What’s a better way?
The film doesn’t really provide solutions. And I also don’t know that in 2012 in the U.S. we can suddenly start advocating for children to let their parents move in with them. I feel like it’s somehow too late for that. We value independence so highly -- and I don’t think even if children make parents feel welcome that the parents would automatically want to go live with them.
I do think that there are models out there being developed now -- intergenerational communities -- and I think those hold some promise.
But I also think that part of [the problem] is the model for retirement that we’ve been working with for the past 50 years. We’re living so much longer now that I think we need to rethink what retirement means. The idea of a 30-year extended vacation might not be the most sustainable and advisable thing to do. The problem is not who you’re going to live with and who’s going to take care of you, but how are you going to fill your time when you're 80 years old?
[At a retirement resort,] you’re just stuck in this little bubble where you don’t have any stimulation from the outside world or people from different generations. I think that we have to remain engaged in the world. That itself is kind of an antidote to loneliness: Even if you’re not living with your children, or your spouse has died, if you’re part of a community -- being productive or being engaged in what's going on in the world other than just the shows and the card games -- I think your experience might be a lot more fulfilling.
Should we be discussing this with our loved ones now?

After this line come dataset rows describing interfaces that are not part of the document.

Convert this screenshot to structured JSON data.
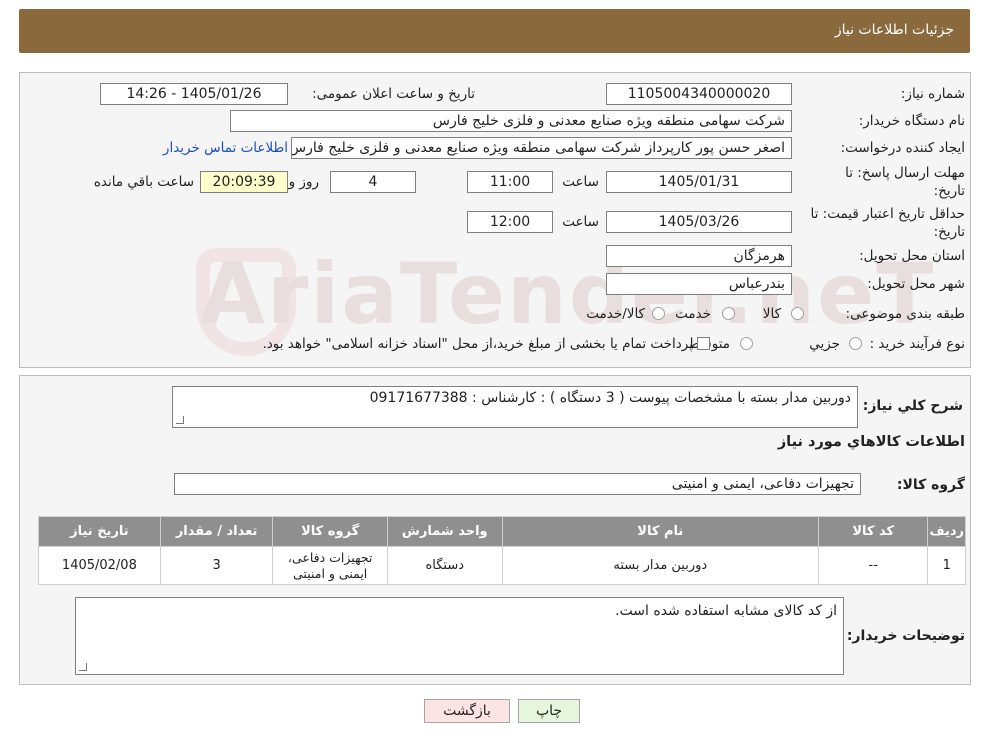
{
  "header": {
    "title": "جزئیات اطلاعات نیاز"
  },
  "form": {
    "need_number_label": "شماره نیاز:",
    "need_number": "1105004340000020",
    "announce_label": "تاریخ و ساعت اعلان عمومی:",
    "announce_value": "1405/01/26 - 14:26",
    "buyer_org_label": "نام دستگاه خریدار:",
    "buyer_org": "شرکت سهامی منطقه ویژه صنایع معدنی و فلزی خلیج فارس",
    "requester_label": "ایجاد کننده درخواست:",
    "requester": "اصغر حسن پور کارپرداز شرکت سهامی منطقه ویژه صنایع معدنی و فلزی خلیج فارس",
    "buyer_contact_link": "اطلاعات تماس خریدار",
    "deadline_label_1": "مهلت ارسال پاسخ: تا",
    "deadline_label_2": "تاریخ:",
    "deadline_date": "1405/01/31",
    "time_label": "ساعت",
    "deadline_time": "11:00",
    "days_value": "4",
    "days_label": "روز و",
    "remaining_time": "20:09:39",
    "remaining_label": "ساعت باقي مانده",
    "validity_label_1": "حداقل تاریخ اعتبار قیمت: تا",
    "validity_label_2": "تاریخ:",
    "validity_date": "1405/03/26",
    "validity_time": "12:00",
    "province_label": "استان محل تحویل:",
    "province": "هرمزگان",
    "city_label": "شهر محل تحویل:",
    "city": "بندرعباس",
    "category_label": "طبقه بندی موضوعی:",
    "category_options": [
      "کالا",
      "خدمت",
      "کالا/خدمت"
    ],
    "process_label": "نوع فرآیند خرید :",
    "process_options": [
      "جزیي",
      "متوسط"
    ],
    "process_note": "پرداخت تمام یا بخشی از مبلغ خرید،از محل \"اسناد خزانه اسلامی\" خواهد بود."
  },
  "watermark": {
    "text": "AriaTender.neT"
  },
  "details": {
    "description_label": "شرح کلي نياز:",
    "description": "دوربین مدار بسته با مشخصات پیوست   ( 3 دستگاه ) : کارشناس : 09171677388",
    "items_title": "اطلاعات کالاهاي مورد نياز",
    "group_label": "گروه کالا:",
    "group_value": "تجهیزات دفاعی، ایمنی و امنیتی",
    "table": {
      "headers": [
        "ردیف",
        "کد کالا",
        "نام کالا",
        "واحد شمارش",
        "گروه کالا",
        "تعداد / مقدار",
        "تاریخ نیاز"
      ],
      "rows": [
        [
          "1",
          "--",
          "دوربین مدار بسته",
          "دستگاه",
          "تجهیزات دفاعی، ایمنی و امنیتی",
          "3",
          "1405/02/08"
        ]
      ]
    },
    "buyer_notes_label": "توضیحات خریدار:",
    "buyer_notes": "از کد کالای مشابه استفاده شده است."
  },
  "buttons": {
    "print": "چاپ",
    "back": "بازگشت"
  },
  "colors": {
    "header": "#8a6a3c",
    "link": "#1a4fbf",
    "back_button": "#fde4e4",
    "print_button": "#e6f6dc"
  }
}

I would like the film to inspire conversations. Nobody wants to talk about what’s going to happen when we get old. We stave off those conversations until our families are in crisis.
If we have them early enough maybe some of these problems can be staved off.
I had a conversation with my father where I brought it up. I’m very close to my dad, we talk very directly. I said, 'When the time comes, would you rather have me change your diaper or have a stranger change your diaper?’ He said, ‘Honestly, I think I’d rather have a stranger do it.'
It’s OK to have those conversations.